*Aim of the exercise*
Would you write out the entries below word for word, omitting the pictures?

══ Material supplied

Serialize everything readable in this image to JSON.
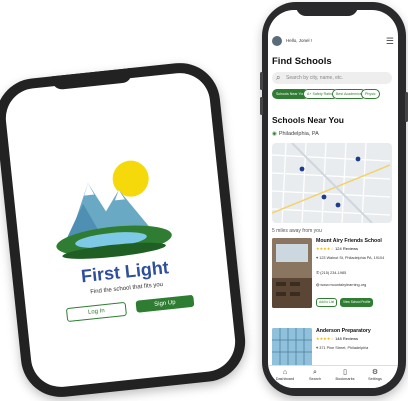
{
  "left_screen": {
    "brand_title": "First Light",
    "tagline": "Find the school that fits you",
    "login_label": "Log In",
    "signup_label": "Sign Up"
  },
  "right_screen": {
    "greeting": "Hello, Jonel !",
    "find_title": "Find Schools",
    "search_placeholder": "Search by city, name, etc.",
    "chips": [
      "Schools Near You",
      "A+ Safety Rating",
      "Best Academics",
      "Physic"
    ],
    "near_title": "Schools Near You",
    "location": "Philadelphia, PA",
    "miles_text": "5 miles away from you",
    "cards": [
      {
        "name": "Mount Airy Friends School",
        "stars": "★★★★☆",
        "reviews": "124 Reviews",
        "address": "123 Walnut St, Philadelphia PA, 19104",
        "phone": "(215) 234-1985",
        "website": "www.mountairylearning.org",
        "button_secondary": "Add to List",
        "button_primary": "View School Profile"
      },
      {
        "name": "Anderson Preparatory",
        "stars": "★★★★☆",
        "reviews": "148 Reviews",
        "address": "371 Pine Street, Philadelphia"
      }
    ],
    "tabs": [
      {
        "label": "Dashboard",
        "icon": "home-icon",
        "glyph": "⌂"
      },
      {
        "label": "Search",
        "icon": "search-icon",
        "glyph": "⌕"
      },
      {
        "label": "Bookmarks",
        "icon": "bookmark-icon",
        "glyph": "▯"
      },
      {
        "label": "Settings",
        "icon": "gear-icon",
        "glyph": "⚙"
      }
    ]
  },
  "colors": {
    "brand_blue": "#2f4f9a",
    "brand_green": "#2e7d32",
    "sun_yellow": "#f5d90a",
    "map_pin": "#1f3b8c"
  }
}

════

*Solved exercise*
Serialize everything readable in this image to JSON.
{
  "left_screen": {
    "brand_title": "First Light",
    "tagline": "Find the school that fits you",
    "login_label": "Log In",
    "signup_label": "Sign Up"
  },
  "right_screen": {
    "greeting": "Hello, Jonel !",
    "find_title": "Find Schools",
    "search_placeholder": "Search by city, name, etc.",
    "chips": [
      "Schools Near You",
      "A+ Safety Rating",
      "Best Academics",
      "Physic"
    ],
    "near_title": "Schools Near You",
    "location": "Philadelphia, PA",
    "miles_text": "5 miles away from you",
    "cards": [
      {
        "name": "Mount Airy Friends School",
        "stars": "★★★★☆",
        "reviews": "124 Reviews",
        "address": "123 Walnut St, Philadelphia PA, 19104",
        "phone": "(215) 234-1985",
        "website": "www.mountairylearning.org",
        "button_secondary": "Add to List",
        "button_primary": "View School Profile"
      },
      {
        "name": "Anderson Preparatory",
        "stars": "★★★★☆",
        "reviews": "148 Reviews",
        "address": "371 Pine Street, Philadelphia"
      }
    ],
    "tabs": [
      {
        "label": "Dashboard",
        "icon": "home-icon",
        "glyph": "⌂"
      },
      {
        "label": "Search",
        "icon": "search-icon",
        "glyph": "⌕"
      },
      {
        "label": "Bookmarks",
        "icon": "bookmark-icon",
        "glyph": "▯"
      },
      {
        "label": "Settings",
        "icon": "gear-icon",
        "glyph": "⚙"
      }
    ]
  },
  "colors": {
    "brand_blue": "#2f4f9a",
    "brand_green": "#2e7d32",
    "sun_yellow": "#f5d90a",
    "map_pin": "#1f3b8c"
  }
}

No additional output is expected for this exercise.